Intellectual Property: Property which can be legally protected, which includes copyrights, patents and trademarks.
Logo: Is a design, picture or symbol which identifies a company’s good or service.
Lanham Act: Is the Federal Law (Title 15, Chapter 22) which contains the statutes relevant to trademark law.
Notice of Publication: A written notice from the USPTO that a mark will be published in the Official Gazette.
Official Gazette: Is the weekly publication of the USPTO that includes marks that are published for opposition. This publication is available online.
Patent: A property right in an invention issued to the inventor from the USPTO. There are three types of patents issued by the USPTO: (1) utility patents, (2) plant patents and (3) design patents. Among the three different types, utility patents are the most common in the U.S.
Phonorecords: Material objects in which sounds, other than those accompanying a motion picture or audiovisual work, are fixed. Some common examples of a phonorecord are cassette tapes, compact discs and vinyl records.
Plant Patent: A property right given to an inventor who has invented or discovered and asexually reproduced a new variety of plant, mutant or spore.
Prima Facie: “At first sight”. A fact presumed to be true unless disproved by some evidence to the contrary.
®: Is the symbol used to identify that a particular item is registered with the USPTS.
Secondary Meaning: A trademark takes on a secondary meaning when it becomes an identifiable mark in the minds of consumers. Once a mark receives secondary meaning registration of it is possible.
Servicemark: A word, name, symbol or device that signifies the source of the services which distinguishes it from the services of others. A servicemark is the same as a trademark except that it identifies and distinguishes the source of a service rather than a product or good.
TARR: Acronym for “Trademark Application and Registration Retrieval”. It is an online resource of the USPTO which allows a user to view pending and registered trademarks.
TEAS: Acronym for “Trademark Electronic Application System”. It refers to the electronic method of filing a trademark application online with the USPTO.
TESS: Acronym for “Trademark Electronic Search System”. It is the Federal database that can be used to search trademarks.
Trade Dress: Describes a product’s distinctive design, packaging, color or other appearance which makes it unique from other products or goods.

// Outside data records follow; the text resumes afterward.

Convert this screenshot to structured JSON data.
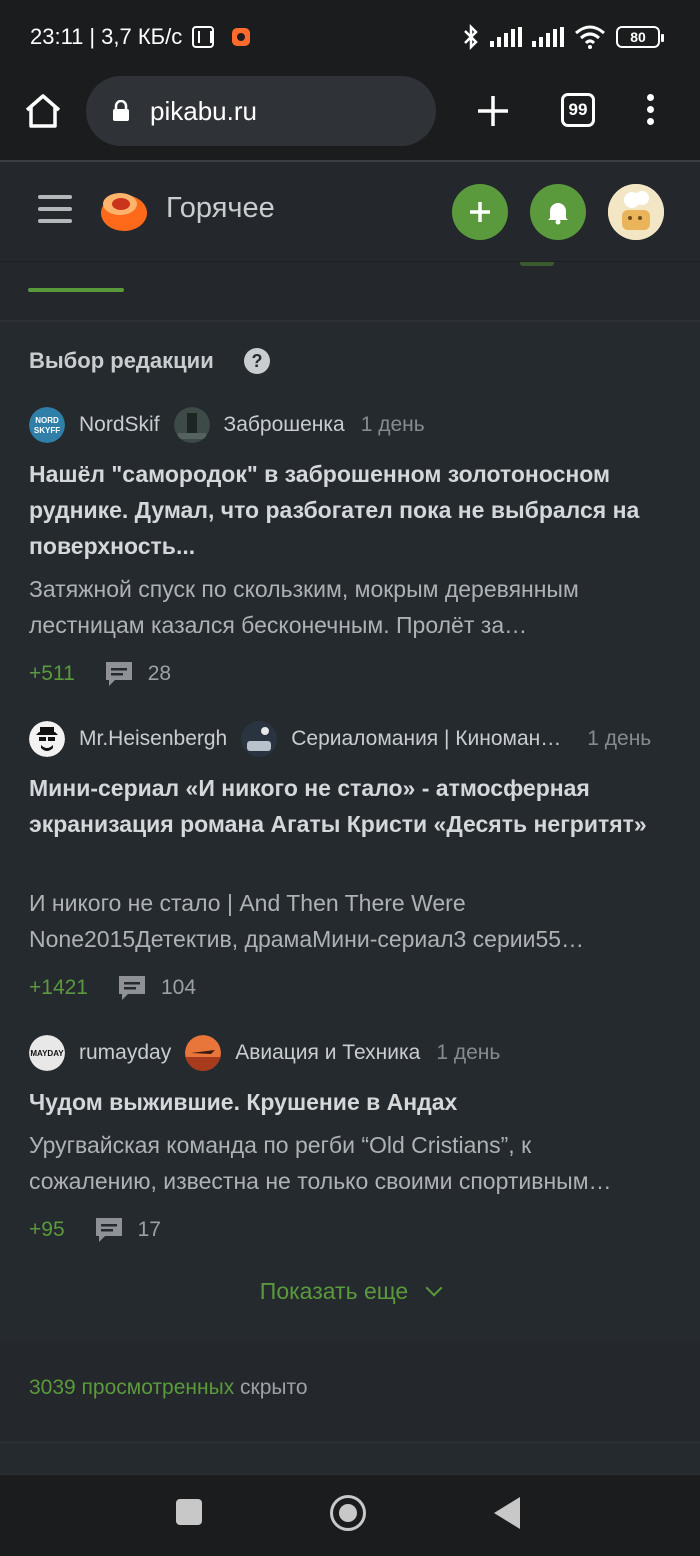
{
  "status_bar": {
    "time": "23:11",
    "speed": "3,7 КБ/с",
    "battery": "80",
    "icons": [
      "nfc-icon",
      "notification-icon",
      "bluetooth-icon",
      "signal-icon",
      "signal-icon",
      "wifi-icon",
      "battery-icon"
    ]
  },
  "browser": {
    "url": "pikabu.ru",
    "tabs_count": "99"
  },
  "header": {
    "title": "Горячее",
    "accent_color": "#5a9a3c"
  },
  "editors_choice": {
    "title": "Выбор редакции",
    "help": "?",
    "posts": [
      {
        "author": "NordSkif",
        "avatar_text": "NORD SKIFF",
        "community": "Заброшенка",
        "time": "1 день",
        "title": "Нашёл \"самородок\" в заброшенном золотоносном руднике. Думал, что разбогател пока не выбрался на поверхность...",
        "excerpt_lines": [
          "Затяжной спуск по скользким, мокрым деревянным",
          "лестницам казался бесконечным. Пролёт за…"
        ],
        "rating": "+511",
        "comments": "28"
      },
      {
        "author": "Mr.Heisenbergh",
        "avatar_text": "",
        "community": "Сериаломания | Киноман…",
        "time": "1 день",
        "title": "Мини-сериал «И никого не стало» - атмосферная экранизация романа Агаты Кристи «Десять негритят»",
        "excerpt_lines": [
          "И никого не стало | And Then There Were",
          "None2015Детектив, драмаМини-сериал3 серии55…"
        ],
        "rating": "+1421",
        "comments": "104"
      },
      {
        "author": "rumayday",
        "avatar_text": "MAYDAY",
        "community": "Авиация и Техника",
        "time": "1 день",
        "title": "Чудом выжившие. Крушение в Андах",
        "excerpt_lines": [
          "Уругвайская команда по регби “Old Cristians”, к",
          "сожалению, известна не только своими спортивным…"
        ],
        "rating": "+95",
        "comments": "17"
      }
    ],
    "show_more": "Показать еще"
  },
  "viewed": {
    "count_label": "3039 просмотренных",
    "hidden_label": " скрыто"
  }
}
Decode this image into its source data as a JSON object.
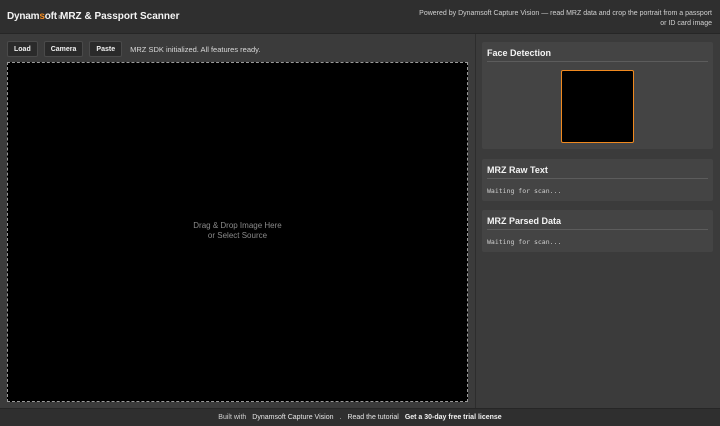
{
  "header": {
    "logo_prefix": "Dynam",
    "logo_accent": "s",
    "logo_suffix": "oft",
    "logo_mark": "®",
    "title": "MRZ & Passport Scanner",
    "description": "Powered by Dynamsoft Capture Vision — read MRZ data and crop the portrait from a passport or ID card image"
  },
  "toolbar": {
    "load_label": "Load",
    "camera_label": "Camera",
    "paste_label": "Paste",
    "status": "MRZ SDK initialized. All features ready."
  },
  "viewer": {
    "hint_line1": "Drag & Drop Image Here",
    "hint_line2": "or Select Source"
  },
  "panels": {
    "face": {
      "title": "Face Detection"
    },
    "raw": {
      "title": "MRZ Raw Text",
      "body": "Waiting for scan..."
    },
    "parsed": {
      "title": "MRZ Parsed Data",
      "body": "Waiting for scan..."
    }
  },
  "footer": {
    "built_with": "Built with",
    "product_link": "Dynamsoft Capture Vision",
    "separator": ".",
    "tutorial_link": "Read the tutorial",
    "license_link": "Get a 30-day free trial license"
  },
  "colors": {
    "accent": "#f0891f",
    "background": "#3b3b3b",
    "panel": "#444444",
    "viewer": "#000000"
  }
}
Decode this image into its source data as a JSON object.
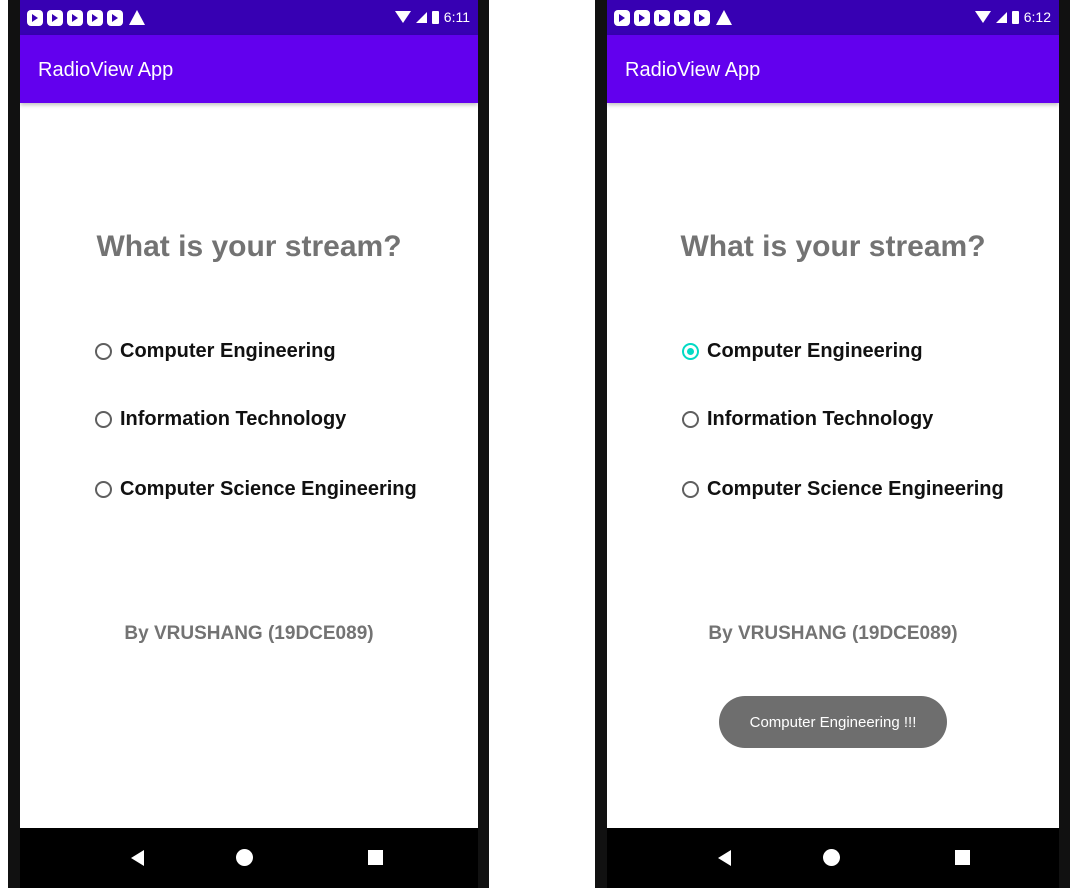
{
  "screens": [
    {
      "status_time": "6:11",
      "app_title": "RadioView App",
      "question": "What is your stream?",
      "options": [
        {
          "label": "Computer Engineering",
          "checked": false
        },
        {
          "label": "Information Technology",
          "checked": false
        },
        {
          "label": "Computer Science Engineering",
          "checked": false
        }
      ],
      "byline": "By VRUSHANG (19DCE089)"
    },
    {
      "status_time": "6:12",
      "app_title": "RadioView App",
      "question": "What is your stream?",
      "options": [
        {
          "label": "Computer Engineering",
          "checked": true
        },
        {
          "label": "Information Technology",
          "checked": false
        },
        {
          "label": "Computer Science Engineering",
          "checked": false
        }
      ],
      "byline": "By VRUSHANG (19DCE089)",
      "toast": "Computer Engineering !!!"
    }
  ],
  "colors": {
    "status_bar": "#3700b3",
    "app_bar": "#6200ee",
    "radio_checked": "#03dac5",
    "toast_bg": "#6e6e6e"
  },
  "icons": {
    "notifications": [
      "play-notification-icon",
      "play-notification-icon",
      "play-notification-icon",
      "play-notification-icon",
      "play-notification-icon",
      "warning-icon"
    ],
    "status": [
      "wifi-icon",
      "signal-icon",
      "battery-icon"
    ],
    "navigation": [
      "back-icon",
      "home-icon",
      "recents-icon"
    ]
  }
}
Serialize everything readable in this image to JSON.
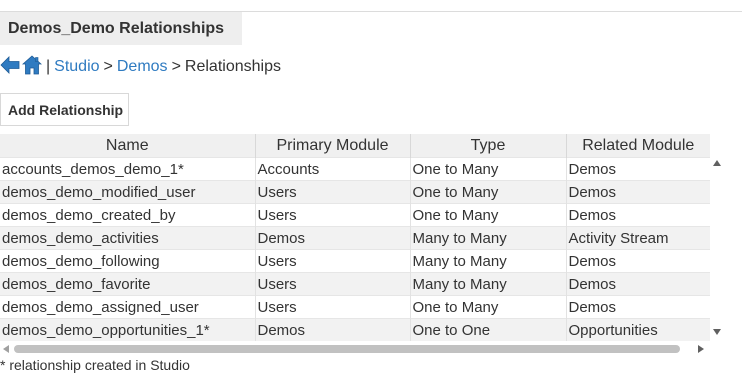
{
  "page": {
    "title": "Demos_Demo Relationships"
  },
  "breadcrumb": {
    "back_icon": "back-arrow-icon",
    "home_icon": "home-icon",
    "separator": "|",
    "studio": "Studio",
    "arrow1": ">",
    "module": "Demos",
    "arrow2": ">",
    "current": "Relationships"
  },
  "toolbar": {
    "add_label": "Add Relationship"
  },
  "table": {
    "columns": [
      "Name",
      "Primary Module",
      "Type",
      "Related Module"
    ],
    "rows": [
      [
        "accounts_demos_demo_1*",
        "Accounts",
        "One to Many",
        "Demos"
      ],
      [
        "demos_demo_modified_user",
        "Users",
        "One to Many",
        "Demos"
      ],
      [
        "demos_demo_created_by",
        "Users",
        "One to Many",
        "Demos"
      ],
      [
        "demos_demo_activities",
        "Demos",
        "Many to Many",
        "Activity Stream"
      ],
      [
        "demos_demo_following",
        "Users",
        "Many to Many",
        "Demos"
      ],
      [
        "demos_demo_favorite",
        "Users",
        "Many to Many",
        "Demos"
      ],
      [
        "demos_demo_assigned_user",
        "Users",
        "One to Many",
        "Demos"
      ],
      [
        "demos_demo_opportunities_1*",
        "Demos",
        "One to One",
        "Opportunities"
      ]
    ]
  },
  "footnote": "* relationship created in Studio",
  "colors": {
    "link": "#2f7bc1",
    "header_bg": "#f0f0f0",
    "alt_row": "#f2f2f2",
    "tab_bg": "#eeeeee"
  }
}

Trade dress of a particular product or good is protected under trademark law.
Trademark: It is a word, symbol, name or device which is used in trade with goods to indicate the source of the goods and to distinguish them from the goods of others.
Trade Name: Is also referred to as a business name that is used in the course of business.
TM: Acronym for “Trademark”.
USC: Acronym for “United States Code”.
USPTO: Acronym for “United States Patent & Trademark Office”.
Use in Commerce: In order for a trademark to qualify for registration, the goods or services must be used in the stream of trade or business.
Utility Patent: Is the protection of an invention in terms of its function or the way it works. Utility patents generally fall under three types: (1) chemical, (2) mechanical and (3) electrical.